David Cook. I think he’s an awesome artist. I love his voice and choice of material. I love Bon Jovi. I know that’s
‘80s, but they are also contemporary, and they write really great pop songs.
Who shot J.R.?
It wasn’t me!
Do you remember who it was?
Yes! It was Mary Crosby.
all of these years, where does Dallas sit in your heart?
It has a very special place. I had been acting
since I was a child, and yet Dallas made me an overnight success. I did soaps in my teens, but it wasn’t until
Dallas that the whole world knew me. My character was fun. The people were great. I can’t say one bad thing
Do you think a show like Dallas could succeed today?
do. I think people are hungry for it. The only difference would be is that you would have to have more of a youth edge to
it. To me, there was such a perfect setup when we did the Dallas reunion movie. They introduced the second generation
of Dallas kids. J.R’s son was a teenager. My daughter was now a teenager. You’d still have that Dallas
recognition, and you would also have appearances with the well-known characters.
Why do you think it didn’t
I think there was probably difficulty in getting all the producers to agree. I can only conjecture that
they didn’t want to let go and pass the torch.
Your sister, Judy, is also in show business. How are
you two different?
I think there are the obvious similarities. We both grew up in the limelight, so of speak.
I think the thing that sets us apart from a lot of other actresses is that we’ve always been able to maintain our family
values and not compromise that. She’s been married 22 years too.
Did your mom set her up too?
Wasn’t there a reality show in the works that you were going to do with your sister and her
Yes. E! filmed 100 hours of footage—probably enough for about four episodes. They
put it together and then they realized they wanted something that was a little racier and a little more controversial. The

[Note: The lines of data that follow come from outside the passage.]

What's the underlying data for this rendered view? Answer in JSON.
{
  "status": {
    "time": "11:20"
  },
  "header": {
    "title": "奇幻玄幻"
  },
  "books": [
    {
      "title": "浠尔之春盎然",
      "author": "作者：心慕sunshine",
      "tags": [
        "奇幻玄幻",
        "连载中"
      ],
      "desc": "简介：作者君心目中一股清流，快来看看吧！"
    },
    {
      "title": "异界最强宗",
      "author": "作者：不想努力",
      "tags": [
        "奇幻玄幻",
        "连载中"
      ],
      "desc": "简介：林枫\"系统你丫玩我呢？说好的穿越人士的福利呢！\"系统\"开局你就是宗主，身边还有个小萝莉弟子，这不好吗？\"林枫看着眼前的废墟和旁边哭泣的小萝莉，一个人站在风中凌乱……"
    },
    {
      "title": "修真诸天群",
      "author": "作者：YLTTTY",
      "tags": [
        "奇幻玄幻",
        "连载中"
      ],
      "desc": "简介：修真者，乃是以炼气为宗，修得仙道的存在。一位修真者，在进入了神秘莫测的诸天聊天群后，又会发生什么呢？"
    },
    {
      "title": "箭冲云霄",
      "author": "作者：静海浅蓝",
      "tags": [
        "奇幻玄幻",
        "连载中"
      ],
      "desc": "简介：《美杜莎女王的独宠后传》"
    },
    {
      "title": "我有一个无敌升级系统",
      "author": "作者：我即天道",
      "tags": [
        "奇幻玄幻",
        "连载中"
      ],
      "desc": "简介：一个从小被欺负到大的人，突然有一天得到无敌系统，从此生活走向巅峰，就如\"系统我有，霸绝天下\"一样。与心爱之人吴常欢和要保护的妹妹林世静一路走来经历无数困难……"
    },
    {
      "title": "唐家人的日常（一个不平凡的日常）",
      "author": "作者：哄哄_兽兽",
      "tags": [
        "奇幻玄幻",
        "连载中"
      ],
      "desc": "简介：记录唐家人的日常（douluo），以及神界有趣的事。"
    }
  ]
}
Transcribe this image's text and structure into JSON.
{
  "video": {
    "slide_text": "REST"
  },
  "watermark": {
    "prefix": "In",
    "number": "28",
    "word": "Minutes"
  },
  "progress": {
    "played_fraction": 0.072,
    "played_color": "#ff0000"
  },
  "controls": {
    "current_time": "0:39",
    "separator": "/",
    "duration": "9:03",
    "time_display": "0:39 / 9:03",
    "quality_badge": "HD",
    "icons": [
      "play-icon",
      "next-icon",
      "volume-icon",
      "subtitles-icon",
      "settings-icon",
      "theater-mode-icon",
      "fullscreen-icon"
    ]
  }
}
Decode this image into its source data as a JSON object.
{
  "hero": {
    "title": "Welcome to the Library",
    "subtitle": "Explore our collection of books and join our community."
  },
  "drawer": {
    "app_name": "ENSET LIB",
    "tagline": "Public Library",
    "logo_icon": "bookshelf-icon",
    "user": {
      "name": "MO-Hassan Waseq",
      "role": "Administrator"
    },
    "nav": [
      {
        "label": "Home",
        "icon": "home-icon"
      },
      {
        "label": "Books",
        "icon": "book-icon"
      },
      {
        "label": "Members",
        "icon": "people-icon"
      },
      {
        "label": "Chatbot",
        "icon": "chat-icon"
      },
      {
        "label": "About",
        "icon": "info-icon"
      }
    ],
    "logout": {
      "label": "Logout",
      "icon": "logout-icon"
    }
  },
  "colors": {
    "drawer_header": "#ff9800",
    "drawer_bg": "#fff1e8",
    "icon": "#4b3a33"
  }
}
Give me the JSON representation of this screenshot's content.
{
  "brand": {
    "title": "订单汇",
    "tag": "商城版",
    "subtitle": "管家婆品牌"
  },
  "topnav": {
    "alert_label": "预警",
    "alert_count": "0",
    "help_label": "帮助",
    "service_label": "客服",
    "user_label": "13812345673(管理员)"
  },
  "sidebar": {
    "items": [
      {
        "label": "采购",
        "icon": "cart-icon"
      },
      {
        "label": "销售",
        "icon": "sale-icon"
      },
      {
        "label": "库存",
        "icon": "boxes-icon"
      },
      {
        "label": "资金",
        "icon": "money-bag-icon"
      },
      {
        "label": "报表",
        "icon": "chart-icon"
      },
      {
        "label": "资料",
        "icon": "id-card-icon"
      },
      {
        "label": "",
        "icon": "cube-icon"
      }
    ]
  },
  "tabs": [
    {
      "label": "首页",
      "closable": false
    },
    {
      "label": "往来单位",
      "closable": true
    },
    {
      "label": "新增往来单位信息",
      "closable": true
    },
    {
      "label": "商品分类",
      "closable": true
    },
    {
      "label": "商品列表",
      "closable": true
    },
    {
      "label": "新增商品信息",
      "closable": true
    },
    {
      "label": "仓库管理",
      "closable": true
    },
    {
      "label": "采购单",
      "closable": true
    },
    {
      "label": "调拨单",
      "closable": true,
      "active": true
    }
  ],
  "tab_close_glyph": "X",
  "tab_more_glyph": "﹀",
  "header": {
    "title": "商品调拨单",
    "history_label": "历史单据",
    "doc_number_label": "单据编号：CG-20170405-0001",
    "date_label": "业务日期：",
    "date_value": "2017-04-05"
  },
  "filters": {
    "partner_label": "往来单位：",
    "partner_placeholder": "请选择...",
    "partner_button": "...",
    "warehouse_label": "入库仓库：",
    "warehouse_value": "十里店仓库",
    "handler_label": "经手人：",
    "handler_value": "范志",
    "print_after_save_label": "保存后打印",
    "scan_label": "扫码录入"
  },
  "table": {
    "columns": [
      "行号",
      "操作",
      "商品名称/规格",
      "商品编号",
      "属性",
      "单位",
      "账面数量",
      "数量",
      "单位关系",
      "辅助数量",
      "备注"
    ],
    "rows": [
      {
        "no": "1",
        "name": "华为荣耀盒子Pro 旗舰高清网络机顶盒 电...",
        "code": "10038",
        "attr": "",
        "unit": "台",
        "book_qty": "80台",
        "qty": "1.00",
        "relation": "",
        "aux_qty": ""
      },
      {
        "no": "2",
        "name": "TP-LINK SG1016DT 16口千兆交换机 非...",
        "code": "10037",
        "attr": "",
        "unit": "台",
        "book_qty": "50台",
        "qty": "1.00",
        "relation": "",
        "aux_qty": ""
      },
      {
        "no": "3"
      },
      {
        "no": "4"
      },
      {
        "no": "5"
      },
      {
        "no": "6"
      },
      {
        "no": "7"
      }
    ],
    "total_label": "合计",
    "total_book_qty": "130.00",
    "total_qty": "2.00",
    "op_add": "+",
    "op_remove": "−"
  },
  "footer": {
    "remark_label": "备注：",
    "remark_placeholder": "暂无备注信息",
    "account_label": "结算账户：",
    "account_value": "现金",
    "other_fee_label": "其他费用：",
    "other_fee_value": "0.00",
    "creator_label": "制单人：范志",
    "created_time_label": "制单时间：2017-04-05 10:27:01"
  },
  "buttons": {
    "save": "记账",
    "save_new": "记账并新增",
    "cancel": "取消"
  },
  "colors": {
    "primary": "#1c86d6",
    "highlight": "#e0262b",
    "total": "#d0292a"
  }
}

basic idea was following the two sisters and how their children are following in their footsteps. It was really a cute show.
There was a lot of humor and a lot of family stuff in it. It got great reviews, but then they said, “Wait a second.
We need to spice this up. Would you consider doing three generations of Playboy?” We were like, “What!”
They wanted us to argue a little more, so we did and played it up for the cameras, but there was only so far we were willing
Speaking of Playboy, you appeared on the cover, with clothes, 27 years ago.
And I have the framed pictorial right here in my hallway.
Do you like being called an ’80s icon?
I do. I think it’s fun. When I was 18, a soap opera a magazine said I was a “show biz veteran.” So if
I’m an icon now, I must be a hundred years old.
Do you watch soap operas?
don’t, but I will turn on One Life to Live every now and then just to check it out.
all these years, what are you the most proud of?
You know that: my kids.
Like the E!
producers asked you to do—can’t you spice up that answer?
I always said I was definitely too square
for Hollywood. I guess that’s why I’m still married. On a more philosophical level, I’m proud that I’ve
lived the life that I have without compromise. I think that’s an important thing.
To learn more about Audrey and
the Landers STAR Collection, visit Audrey-Landers.com.
Dustin Fitzharris is an award-winning journalist who is known for his celebrity profiles. His articles
on Patti LaBelle, Reba McEntire, Jackie Collins, Vanessa Williams, Melissa Etheridge, and many others have appeared in newspapers
and magazines across the country. His last article for Tails profiled Chudney Ross, the youngest daughter of superstar Diana
Ross. Fitzharris resides in New York City and is currently a graduate student at Columbia University’s School of Journalism.
Visit his website at DustinFitzharris.Wordpress.com.